|Communicating Significant News|
|Written by Rev Judith Allford|
Communicating significant or bad news is one of the hardest tasks health care professionals have to do. It is a skill that can be learned and used in busy clinical practice. However, patients and carers frequently report that the communication skills of health and social care professionals are poor. Many professionals feel their training has not equipped them to deal effectively with this and other communication challenges that arise in the course of their work. Others have drifted into ways of communicating that are self-protective and not always helpful for patients and relatives.

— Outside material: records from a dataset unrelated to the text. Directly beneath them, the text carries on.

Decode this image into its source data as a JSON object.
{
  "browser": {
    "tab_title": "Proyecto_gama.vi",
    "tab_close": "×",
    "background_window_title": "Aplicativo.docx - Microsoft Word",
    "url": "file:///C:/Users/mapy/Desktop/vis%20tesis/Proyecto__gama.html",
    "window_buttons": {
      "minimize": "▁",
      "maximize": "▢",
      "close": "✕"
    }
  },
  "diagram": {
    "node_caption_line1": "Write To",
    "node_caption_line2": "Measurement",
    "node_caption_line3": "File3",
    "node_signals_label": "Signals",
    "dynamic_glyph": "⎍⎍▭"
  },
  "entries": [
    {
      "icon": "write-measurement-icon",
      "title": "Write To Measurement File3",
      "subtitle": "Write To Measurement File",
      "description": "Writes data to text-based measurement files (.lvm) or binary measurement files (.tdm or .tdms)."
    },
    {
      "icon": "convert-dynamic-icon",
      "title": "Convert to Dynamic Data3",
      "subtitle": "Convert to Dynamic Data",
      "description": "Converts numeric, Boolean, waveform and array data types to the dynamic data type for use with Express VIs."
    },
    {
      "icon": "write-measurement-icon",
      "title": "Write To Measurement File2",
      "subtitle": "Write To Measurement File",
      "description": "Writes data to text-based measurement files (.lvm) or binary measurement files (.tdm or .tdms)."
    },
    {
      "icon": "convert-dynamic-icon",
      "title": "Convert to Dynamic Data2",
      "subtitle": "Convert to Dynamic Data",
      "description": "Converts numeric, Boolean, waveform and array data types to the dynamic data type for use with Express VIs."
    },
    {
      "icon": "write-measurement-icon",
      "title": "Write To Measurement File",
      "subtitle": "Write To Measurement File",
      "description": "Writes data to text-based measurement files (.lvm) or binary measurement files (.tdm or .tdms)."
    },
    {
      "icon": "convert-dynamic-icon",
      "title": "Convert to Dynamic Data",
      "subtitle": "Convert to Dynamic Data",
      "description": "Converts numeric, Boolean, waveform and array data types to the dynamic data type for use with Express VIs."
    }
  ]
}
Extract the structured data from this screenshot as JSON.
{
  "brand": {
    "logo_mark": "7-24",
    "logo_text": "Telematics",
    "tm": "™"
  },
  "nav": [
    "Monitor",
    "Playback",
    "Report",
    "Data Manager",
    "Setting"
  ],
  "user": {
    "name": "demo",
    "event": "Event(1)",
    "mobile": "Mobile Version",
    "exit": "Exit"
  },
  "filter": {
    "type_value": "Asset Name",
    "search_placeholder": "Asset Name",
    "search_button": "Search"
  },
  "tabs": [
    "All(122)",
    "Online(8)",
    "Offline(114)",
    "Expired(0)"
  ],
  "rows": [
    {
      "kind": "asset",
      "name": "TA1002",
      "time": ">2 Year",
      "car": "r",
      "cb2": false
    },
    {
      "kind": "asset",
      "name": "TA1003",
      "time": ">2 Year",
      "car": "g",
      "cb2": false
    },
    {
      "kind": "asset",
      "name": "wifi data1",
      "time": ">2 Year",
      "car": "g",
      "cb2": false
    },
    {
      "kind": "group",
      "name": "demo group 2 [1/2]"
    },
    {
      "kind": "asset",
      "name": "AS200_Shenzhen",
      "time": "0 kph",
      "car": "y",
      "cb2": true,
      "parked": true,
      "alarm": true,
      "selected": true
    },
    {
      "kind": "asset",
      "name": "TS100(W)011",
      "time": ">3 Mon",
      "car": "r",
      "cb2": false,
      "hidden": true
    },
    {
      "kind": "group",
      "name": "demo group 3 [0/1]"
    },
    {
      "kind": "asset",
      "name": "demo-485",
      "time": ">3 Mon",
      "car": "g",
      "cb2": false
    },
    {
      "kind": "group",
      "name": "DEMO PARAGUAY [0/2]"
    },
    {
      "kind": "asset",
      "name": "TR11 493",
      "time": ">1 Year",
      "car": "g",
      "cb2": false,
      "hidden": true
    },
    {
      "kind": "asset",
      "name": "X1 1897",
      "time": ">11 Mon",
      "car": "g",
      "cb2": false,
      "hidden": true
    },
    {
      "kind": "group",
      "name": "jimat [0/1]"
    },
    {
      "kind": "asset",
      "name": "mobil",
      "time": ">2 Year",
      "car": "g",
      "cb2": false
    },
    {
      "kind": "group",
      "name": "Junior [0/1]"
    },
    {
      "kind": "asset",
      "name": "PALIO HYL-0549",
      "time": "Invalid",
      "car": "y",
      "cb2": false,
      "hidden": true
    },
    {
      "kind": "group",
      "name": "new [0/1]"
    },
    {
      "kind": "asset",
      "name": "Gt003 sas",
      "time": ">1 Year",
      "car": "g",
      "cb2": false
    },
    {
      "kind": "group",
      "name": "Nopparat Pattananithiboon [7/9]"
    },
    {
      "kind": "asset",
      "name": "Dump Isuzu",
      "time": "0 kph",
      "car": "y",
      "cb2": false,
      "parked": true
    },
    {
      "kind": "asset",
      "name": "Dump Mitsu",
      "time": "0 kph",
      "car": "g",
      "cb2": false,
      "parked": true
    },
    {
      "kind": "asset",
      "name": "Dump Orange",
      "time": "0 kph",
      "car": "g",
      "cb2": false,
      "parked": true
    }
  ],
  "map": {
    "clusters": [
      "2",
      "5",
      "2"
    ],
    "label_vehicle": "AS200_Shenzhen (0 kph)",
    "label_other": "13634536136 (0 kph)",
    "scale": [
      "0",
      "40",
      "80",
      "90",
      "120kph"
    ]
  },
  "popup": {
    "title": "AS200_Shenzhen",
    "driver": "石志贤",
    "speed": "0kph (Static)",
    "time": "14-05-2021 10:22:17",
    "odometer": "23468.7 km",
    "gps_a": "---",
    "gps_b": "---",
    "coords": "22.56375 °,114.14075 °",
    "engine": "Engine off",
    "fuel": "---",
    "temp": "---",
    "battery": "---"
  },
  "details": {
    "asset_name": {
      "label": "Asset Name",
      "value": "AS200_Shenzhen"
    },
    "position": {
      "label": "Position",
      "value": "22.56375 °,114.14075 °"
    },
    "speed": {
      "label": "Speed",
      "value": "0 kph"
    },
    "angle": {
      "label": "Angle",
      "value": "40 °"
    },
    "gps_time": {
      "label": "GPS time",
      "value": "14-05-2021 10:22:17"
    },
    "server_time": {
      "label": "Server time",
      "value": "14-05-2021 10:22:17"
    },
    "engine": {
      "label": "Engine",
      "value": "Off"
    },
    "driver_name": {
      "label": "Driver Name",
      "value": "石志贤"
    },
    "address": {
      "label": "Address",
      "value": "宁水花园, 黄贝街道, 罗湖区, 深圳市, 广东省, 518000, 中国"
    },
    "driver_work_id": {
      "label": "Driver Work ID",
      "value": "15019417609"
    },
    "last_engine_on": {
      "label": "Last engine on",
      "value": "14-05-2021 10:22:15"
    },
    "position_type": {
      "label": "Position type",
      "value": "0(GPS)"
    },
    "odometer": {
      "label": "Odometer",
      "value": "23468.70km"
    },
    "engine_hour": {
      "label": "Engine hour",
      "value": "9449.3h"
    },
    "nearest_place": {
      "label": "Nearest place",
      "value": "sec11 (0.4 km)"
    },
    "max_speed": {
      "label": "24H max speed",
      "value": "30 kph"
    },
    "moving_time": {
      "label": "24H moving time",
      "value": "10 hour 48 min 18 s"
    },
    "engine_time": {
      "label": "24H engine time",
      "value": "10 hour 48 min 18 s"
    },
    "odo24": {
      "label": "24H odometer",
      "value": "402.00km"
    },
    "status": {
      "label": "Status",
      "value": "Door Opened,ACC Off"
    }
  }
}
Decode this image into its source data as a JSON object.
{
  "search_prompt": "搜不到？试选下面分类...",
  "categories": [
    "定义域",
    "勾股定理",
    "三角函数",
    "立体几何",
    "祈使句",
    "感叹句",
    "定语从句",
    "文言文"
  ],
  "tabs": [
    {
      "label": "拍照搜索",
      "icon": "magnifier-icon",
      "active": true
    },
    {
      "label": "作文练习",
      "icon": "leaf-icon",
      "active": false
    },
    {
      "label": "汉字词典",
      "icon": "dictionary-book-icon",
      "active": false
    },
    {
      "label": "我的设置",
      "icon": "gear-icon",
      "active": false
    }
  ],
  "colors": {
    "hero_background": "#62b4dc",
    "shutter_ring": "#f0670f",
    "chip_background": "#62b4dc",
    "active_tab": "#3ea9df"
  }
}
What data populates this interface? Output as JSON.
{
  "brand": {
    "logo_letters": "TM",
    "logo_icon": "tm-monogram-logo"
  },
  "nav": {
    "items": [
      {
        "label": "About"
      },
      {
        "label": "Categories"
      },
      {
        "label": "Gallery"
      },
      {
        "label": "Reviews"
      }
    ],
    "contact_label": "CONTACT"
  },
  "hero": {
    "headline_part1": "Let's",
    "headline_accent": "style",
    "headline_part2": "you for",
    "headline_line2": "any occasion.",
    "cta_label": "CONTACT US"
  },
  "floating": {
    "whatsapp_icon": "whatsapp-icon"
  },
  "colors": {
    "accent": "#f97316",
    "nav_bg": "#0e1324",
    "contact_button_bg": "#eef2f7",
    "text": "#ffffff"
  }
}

The aim of this document is to provide some practical guidance for professionals at all levels communicating with patients and their relatives within ASPH. Guidelines are not rigid constraints upon decision making and leave room for health care professionals to use clinical judgment on an individual case basis. Breaking Bad News (BBN) has perhaps the highest profile in terms of significant conversations with patients and relatives and there are many well described guidelines for this specific area. The NICE guidance published in 2004 for improving supportive care for adults with cancer specifies that all staff should be trained to deal effectively with difficult and searching questions, and talks of significant and 'key' conversations in addition to breaking bad news or the giving of significant information. NICE suggest that trusts formalise guidance and policies in this area.
|Last Updated on Tuesday, 23 March 2010 11:15|